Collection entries
>>>>
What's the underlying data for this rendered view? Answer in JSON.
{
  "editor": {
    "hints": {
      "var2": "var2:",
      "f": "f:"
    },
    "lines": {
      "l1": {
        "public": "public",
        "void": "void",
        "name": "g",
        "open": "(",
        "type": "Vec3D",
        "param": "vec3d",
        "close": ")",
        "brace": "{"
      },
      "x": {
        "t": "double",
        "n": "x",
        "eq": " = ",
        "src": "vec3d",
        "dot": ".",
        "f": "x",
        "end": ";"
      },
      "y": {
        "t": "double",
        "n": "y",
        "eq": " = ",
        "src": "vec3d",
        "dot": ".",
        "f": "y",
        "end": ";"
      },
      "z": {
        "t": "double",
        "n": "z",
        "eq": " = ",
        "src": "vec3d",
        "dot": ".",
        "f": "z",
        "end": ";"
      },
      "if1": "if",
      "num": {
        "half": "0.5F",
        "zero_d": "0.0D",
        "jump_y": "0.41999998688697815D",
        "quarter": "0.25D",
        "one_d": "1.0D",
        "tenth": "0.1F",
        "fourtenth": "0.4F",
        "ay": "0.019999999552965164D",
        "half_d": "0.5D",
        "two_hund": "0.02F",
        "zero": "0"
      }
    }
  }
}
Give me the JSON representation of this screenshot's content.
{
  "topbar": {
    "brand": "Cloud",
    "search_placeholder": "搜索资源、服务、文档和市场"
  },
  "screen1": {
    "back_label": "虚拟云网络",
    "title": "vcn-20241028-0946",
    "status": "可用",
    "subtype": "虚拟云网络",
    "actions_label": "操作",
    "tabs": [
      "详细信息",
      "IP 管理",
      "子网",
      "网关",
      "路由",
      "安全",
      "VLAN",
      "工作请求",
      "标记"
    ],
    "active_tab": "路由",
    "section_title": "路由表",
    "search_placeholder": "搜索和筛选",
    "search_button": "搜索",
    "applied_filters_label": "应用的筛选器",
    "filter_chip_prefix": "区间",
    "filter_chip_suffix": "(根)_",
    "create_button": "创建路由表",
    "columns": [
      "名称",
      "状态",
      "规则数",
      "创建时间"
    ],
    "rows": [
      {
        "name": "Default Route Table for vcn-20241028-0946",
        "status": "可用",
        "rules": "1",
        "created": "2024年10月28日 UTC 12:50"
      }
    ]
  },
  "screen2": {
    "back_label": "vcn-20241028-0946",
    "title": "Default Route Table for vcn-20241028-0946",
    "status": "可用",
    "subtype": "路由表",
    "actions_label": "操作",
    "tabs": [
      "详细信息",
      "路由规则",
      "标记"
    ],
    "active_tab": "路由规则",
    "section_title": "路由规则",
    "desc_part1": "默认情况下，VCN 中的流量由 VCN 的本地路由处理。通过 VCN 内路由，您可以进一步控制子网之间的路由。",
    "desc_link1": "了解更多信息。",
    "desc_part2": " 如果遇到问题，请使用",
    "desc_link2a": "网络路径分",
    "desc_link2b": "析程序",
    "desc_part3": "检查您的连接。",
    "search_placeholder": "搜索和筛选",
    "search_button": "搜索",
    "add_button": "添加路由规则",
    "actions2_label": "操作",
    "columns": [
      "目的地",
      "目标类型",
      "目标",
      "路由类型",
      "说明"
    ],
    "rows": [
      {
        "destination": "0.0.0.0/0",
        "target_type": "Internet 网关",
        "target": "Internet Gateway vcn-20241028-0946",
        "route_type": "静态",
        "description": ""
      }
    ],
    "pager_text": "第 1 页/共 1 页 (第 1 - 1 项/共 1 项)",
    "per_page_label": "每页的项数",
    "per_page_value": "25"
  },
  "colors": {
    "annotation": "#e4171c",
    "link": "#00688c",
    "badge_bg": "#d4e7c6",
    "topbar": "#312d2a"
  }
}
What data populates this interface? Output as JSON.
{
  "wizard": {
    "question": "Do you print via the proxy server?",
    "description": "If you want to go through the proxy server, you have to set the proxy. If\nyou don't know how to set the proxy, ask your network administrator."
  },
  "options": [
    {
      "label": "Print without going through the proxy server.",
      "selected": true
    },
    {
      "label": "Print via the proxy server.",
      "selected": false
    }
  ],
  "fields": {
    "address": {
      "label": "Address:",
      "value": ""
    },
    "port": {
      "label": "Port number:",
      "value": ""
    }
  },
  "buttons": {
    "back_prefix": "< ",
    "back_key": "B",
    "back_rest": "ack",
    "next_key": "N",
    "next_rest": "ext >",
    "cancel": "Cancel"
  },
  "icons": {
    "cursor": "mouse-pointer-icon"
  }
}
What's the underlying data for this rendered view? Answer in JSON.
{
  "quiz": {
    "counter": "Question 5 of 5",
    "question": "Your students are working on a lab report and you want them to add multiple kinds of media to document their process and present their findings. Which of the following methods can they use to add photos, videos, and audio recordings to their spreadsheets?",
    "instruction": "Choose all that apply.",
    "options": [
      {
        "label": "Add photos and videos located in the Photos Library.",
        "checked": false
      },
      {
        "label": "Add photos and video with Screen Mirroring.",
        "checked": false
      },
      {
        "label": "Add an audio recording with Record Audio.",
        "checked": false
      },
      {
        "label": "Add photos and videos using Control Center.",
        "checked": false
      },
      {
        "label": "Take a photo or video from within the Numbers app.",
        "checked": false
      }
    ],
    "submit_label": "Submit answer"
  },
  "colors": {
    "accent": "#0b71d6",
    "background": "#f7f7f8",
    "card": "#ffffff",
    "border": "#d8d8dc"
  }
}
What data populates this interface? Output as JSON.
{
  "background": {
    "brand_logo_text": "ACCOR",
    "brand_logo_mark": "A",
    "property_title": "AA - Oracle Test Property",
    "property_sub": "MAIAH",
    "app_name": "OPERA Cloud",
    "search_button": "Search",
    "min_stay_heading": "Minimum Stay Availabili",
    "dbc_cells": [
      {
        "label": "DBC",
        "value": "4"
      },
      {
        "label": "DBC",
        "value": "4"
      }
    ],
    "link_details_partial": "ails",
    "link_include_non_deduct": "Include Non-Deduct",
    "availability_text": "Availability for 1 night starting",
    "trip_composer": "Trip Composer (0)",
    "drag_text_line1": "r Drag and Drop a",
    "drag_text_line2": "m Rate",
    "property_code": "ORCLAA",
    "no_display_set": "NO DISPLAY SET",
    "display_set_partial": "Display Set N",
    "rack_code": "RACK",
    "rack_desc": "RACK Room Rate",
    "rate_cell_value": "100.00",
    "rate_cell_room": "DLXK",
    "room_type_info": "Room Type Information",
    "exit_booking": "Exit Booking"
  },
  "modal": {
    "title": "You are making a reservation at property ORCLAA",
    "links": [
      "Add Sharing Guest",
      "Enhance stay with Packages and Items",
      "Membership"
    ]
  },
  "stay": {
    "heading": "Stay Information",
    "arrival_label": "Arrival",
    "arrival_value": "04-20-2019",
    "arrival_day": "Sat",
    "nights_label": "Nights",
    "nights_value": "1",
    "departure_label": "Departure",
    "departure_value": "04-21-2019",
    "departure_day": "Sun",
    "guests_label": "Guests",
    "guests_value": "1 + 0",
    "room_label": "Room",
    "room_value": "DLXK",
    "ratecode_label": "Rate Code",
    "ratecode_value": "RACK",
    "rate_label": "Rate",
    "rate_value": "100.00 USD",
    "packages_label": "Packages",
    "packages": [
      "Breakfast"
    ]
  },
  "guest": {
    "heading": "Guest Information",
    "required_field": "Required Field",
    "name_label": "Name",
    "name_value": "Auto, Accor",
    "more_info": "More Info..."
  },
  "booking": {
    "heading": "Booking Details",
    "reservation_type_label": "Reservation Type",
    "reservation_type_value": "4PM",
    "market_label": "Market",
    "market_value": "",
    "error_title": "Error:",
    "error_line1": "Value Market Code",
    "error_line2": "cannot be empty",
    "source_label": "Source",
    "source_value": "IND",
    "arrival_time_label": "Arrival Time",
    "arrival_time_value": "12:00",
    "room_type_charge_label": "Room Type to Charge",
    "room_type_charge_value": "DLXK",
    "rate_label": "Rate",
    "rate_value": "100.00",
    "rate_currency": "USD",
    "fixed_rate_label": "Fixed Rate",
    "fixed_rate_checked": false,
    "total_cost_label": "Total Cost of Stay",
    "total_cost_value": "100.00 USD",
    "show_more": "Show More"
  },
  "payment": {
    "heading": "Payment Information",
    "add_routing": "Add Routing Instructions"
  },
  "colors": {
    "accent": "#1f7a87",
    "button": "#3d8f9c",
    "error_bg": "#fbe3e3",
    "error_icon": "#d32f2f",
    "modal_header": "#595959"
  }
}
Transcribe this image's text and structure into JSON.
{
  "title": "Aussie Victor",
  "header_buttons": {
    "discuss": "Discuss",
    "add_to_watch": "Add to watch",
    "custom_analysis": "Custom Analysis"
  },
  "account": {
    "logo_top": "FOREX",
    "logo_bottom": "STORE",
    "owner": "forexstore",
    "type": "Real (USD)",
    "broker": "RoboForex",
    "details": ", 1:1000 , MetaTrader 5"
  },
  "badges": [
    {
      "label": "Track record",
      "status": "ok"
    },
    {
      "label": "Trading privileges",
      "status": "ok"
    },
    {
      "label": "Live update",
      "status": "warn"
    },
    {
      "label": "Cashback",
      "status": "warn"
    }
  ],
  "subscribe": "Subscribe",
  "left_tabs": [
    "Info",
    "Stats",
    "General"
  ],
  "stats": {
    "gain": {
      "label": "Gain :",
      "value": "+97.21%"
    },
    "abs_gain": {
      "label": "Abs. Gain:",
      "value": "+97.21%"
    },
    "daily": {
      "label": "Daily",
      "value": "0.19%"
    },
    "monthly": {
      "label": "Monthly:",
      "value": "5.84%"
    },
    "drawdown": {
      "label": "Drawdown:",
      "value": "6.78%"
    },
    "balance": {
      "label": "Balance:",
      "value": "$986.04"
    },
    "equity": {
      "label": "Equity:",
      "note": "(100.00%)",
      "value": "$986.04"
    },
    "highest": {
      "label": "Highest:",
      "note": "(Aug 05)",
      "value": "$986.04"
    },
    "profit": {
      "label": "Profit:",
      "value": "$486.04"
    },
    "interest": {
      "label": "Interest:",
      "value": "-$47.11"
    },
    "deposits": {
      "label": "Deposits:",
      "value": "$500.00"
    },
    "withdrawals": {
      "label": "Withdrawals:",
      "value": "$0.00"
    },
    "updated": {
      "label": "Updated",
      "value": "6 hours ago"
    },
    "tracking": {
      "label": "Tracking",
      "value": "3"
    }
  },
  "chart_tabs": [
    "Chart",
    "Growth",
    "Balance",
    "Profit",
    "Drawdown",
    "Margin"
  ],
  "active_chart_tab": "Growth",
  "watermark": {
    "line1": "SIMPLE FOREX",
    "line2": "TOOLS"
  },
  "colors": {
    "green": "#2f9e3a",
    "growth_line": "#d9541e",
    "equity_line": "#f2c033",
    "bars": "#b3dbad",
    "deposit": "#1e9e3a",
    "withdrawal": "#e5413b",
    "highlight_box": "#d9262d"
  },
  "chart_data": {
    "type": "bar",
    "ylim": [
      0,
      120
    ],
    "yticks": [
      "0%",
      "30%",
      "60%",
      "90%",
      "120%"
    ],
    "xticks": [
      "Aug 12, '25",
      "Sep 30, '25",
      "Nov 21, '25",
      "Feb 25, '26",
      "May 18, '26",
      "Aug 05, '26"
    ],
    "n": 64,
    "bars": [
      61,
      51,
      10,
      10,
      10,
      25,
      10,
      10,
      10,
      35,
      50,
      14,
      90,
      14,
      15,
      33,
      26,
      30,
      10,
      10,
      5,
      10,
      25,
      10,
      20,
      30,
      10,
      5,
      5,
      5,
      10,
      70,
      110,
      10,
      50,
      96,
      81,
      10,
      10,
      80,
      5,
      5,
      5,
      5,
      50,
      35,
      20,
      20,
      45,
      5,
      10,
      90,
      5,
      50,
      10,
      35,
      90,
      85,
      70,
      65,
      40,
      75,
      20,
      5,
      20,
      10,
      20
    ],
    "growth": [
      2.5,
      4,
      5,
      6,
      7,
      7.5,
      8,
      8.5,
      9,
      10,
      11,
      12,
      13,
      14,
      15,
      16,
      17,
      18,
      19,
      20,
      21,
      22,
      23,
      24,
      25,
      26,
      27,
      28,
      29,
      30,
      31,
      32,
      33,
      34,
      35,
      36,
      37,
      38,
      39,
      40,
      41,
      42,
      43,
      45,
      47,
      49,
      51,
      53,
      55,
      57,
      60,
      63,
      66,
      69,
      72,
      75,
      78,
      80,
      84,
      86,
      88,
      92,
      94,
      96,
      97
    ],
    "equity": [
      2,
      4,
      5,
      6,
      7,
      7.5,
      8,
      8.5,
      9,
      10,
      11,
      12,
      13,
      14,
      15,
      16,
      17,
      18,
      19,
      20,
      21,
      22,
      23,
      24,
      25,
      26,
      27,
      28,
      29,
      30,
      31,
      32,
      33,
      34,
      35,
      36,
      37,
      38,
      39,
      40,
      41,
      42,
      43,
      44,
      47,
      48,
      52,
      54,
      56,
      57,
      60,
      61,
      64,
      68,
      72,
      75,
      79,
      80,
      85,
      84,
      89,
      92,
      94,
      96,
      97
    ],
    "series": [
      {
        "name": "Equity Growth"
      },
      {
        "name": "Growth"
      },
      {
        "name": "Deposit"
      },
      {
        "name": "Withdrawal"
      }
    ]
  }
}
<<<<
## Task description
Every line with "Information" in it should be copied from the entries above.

## Answer area
    "room_type_info": "Room Type Information",
    "heading": "Stay Information",
    "heading": "Guest Information",
    "heading": "Payment Information",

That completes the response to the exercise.